“What do we say when they ask exactly what’s wrong with their computers?”
“We just make something up. Say their analogue navel rectifier’s got an exploit. Nobody who uses Windows knows anything about computers, anyway. If they sound really suspicious we just go into the wrong number routine.”
“Nah. Forget it. Nobody could be stupid enough to fall for something that obvious.”
But fall for it they did. In their droves. This is where the astonishment comes in. There are people who dress themselves in the morning and walk amongst us on their hind legs who are so stupid they would give out their credit card details over the telephone to strangers. A lot of them don’t even realise that they have been conned: they think there was an actual problem with their computers that the helpful folk at Microsoft have fixed for them.
Microsoft Ireland pay a person to be their ‘customer experience manager’. I would rather have the job of licking the mall toilets clean with my own tongue after a hot dog eating contest than fill that role, but it is filled by one Mary Ashe Winton, who has this to say:
Anyone who receives an unsolicited call from someone claiming to be from Microsoft should hang up. We do not make these type of calls, offering a technical support package.
Quite right, Mary.

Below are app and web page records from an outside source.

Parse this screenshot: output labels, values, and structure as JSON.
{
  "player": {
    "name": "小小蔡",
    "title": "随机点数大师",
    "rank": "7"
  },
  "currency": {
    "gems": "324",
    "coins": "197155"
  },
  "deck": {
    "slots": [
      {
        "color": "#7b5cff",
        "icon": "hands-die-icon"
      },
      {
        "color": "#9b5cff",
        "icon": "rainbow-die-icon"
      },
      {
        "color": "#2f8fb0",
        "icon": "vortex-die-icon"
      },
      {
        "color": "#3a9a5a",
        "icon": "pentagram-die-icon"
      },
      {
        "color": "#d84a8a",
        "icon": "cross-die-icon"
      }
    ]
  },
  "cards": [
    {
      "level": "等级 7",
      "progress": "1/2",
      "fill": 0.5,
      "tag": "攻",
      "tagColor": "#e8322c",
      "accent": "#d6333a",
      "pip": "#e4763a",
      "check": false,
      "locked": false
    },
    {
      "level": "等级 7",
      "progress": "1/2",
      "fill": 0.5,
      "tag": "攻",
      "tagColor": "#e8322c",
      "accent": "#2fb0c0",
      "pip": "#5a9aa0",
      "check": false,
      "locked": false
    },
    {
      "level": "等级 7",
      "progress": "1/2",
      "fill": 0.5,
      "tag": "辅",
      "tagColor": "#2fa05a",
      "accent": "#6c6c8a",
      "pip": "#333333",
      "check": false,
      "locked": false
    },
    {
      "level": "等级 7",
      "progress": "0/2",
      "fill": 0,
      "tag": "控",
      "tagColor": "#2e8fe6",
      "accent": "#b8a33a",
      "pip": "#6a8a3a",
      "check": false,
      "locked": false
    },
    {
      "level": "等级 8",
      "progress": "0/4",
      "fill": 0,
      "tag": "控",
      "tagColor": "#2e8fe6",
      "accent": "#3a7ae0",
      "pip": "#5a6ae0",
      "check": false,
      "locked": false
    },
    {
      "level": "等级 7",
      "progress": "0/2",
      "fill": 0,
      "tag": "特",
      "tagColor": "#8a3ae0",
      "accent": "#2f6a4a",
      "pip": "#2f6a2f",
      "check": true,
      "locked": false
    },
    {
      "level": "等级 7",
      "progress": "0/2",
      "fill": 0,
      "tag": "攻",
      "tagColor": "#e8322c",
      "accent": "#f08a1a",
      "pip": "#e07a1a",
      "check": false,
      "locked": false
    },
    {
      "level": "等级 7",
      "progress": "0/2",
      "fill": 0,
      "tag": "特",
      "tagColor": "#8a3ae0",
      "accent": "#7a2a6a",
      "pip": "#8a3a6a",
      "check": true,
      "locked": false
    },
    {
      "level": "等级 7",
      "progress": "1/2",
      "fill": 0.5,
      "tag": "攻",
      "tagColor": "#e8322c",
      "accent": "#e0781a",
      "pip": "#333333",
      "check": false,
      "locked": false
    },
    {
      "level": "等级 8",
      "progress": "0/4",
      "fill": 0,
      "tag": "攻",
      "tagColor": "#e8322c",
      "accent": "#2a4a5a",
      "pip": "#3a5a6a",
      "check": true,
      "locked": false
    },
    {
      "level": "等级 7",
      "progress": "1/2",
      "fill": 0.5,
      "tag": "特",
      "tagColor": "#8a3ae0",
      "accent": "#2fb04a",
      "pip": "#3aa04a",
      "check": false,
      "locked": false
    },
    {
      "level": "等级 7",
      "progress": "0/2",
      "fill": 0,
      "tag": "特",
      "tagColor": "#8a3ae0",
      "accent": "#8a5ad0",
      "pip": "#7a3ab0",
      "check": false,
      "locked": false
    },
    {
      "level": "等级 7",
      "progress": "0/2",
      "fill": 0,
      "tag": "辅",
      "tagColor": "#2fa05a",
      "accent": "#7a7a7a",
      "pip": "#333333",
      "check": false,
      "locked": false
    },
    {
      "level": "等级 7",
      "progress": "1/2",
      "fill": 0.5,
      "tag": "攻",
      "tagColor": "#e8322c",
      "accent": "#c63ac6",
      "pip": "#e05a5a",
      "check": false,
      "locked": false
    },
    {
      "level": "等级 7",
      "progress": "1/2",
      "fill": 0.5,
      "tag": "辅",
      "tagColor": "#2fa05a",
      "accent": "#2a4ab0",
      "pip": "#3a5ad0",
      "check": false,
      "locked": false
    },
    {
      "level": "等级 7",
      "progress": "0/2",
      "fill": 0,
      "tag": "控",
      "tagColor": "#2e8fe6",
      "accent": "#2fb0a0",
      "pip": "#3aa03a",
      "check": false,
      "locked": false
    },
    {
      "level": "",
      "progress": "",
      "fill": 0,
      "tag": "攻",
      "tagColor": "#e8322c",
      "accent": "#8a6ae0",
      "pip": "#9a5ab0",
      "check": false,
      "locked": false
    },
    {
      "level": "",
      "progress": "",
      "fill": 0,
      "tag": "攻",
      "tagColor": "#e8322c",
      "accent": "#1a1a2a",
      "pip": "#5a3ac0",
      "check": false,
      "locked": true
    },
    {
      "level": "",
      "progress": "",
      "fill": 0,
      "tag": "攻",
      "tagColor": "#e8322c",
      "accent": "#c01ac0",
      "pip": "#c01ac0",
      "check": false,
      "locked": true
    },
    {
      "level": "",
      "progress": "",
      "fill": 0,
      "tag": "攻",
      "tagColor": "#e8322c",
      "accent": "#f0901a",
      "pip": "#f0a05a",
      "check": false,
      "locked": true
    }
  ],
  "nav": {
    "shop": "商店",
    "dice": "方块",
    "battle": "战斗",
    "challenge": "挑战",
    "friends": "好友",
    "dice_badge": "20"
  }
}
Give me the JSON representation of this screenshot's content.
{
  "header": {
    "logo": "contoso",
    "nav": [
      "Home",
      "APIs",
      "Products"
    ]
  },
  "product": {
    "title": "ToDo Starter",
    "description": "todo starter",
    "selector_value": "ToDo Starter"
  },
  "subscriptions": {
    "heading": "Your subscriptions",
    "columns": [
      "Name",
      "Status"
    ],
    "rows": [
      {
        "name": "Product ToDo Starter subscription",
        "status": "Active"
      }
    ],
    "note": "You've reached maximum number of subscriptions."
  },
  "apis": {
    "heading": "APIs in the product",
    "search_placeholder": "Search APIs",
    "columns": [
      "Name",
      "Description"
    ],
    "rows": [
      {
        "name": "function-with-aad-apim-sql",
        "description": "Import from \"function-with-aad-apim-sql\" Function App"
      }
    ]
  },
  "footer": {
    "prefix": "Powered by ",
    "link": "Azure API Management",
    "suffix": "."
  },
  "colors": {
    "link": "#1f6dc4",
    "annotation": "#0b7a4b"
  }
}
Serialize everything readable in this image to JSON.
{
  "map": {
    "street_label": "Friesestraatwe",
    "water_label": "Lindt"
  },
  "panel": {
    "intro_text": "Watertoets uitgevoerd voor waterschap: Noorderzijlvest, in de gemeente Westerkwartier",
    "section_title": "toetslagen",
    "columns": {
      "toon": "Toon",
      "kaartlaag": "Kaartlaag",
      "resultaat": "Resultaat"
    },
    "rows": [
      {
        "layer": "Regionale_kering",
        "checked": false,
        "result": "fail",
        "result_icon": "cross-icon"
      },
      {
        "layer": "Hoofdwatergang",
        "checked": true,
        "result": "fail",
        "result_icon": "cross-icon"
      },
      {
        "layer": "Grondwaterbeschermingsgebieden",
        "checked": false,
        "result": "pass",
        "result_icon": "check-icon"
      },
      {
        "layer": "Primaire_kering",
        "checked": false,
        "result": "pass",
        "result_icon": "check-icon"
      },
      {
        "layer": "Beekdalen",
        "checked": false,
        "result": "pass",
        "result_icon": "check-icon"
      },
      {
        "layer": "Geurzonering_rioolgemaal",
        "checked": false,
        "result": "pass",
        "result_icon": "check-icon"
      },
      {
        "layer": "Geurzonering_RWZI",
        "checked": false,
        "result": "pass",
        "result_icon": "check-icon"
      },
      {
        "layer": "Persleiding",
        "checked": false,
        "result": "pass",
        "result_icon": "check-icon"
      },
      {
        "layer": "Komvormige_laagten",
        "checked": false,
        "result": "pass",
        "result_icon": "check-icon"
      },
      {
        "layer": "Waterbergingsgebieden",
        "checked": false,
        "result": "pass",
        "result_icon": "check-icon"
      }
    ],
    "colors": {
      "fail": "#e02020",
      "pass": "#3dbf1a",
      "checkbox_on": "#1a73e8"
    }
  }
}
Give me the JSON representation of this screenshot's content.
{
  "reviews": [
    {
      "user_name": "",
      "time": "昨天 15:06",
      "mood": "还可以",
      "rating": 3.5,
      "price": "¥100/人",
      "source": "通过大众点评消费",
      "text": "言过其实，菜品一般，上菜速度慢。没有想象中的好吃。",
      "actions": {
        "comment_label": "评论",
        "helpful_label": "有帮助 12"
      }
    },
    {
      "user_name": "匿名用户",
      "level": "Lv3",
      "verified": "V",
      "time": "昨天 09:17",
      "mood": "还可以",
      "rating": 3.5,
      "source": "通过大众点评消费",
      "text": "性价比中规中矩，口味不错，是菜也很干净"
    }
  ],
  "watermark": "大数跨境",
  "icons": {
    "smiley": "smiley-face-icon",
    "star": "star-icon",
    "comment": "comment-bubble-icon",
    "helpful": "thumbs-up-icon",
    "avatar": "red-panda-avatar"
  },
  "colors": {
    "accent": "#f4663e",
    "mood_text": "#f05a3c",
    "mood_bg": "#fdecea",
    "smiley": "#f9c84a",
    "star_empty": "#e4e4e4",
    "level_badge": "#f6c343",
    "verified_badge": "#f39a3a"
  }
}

I hope Microsoft pay you top dollar in exchange for your rare gift of common sense.
Grumpy Old Man by Mark Widdicombe is licensed under a Creative Commons Attribution-Noncommercial-No Derivative Works 2.5 License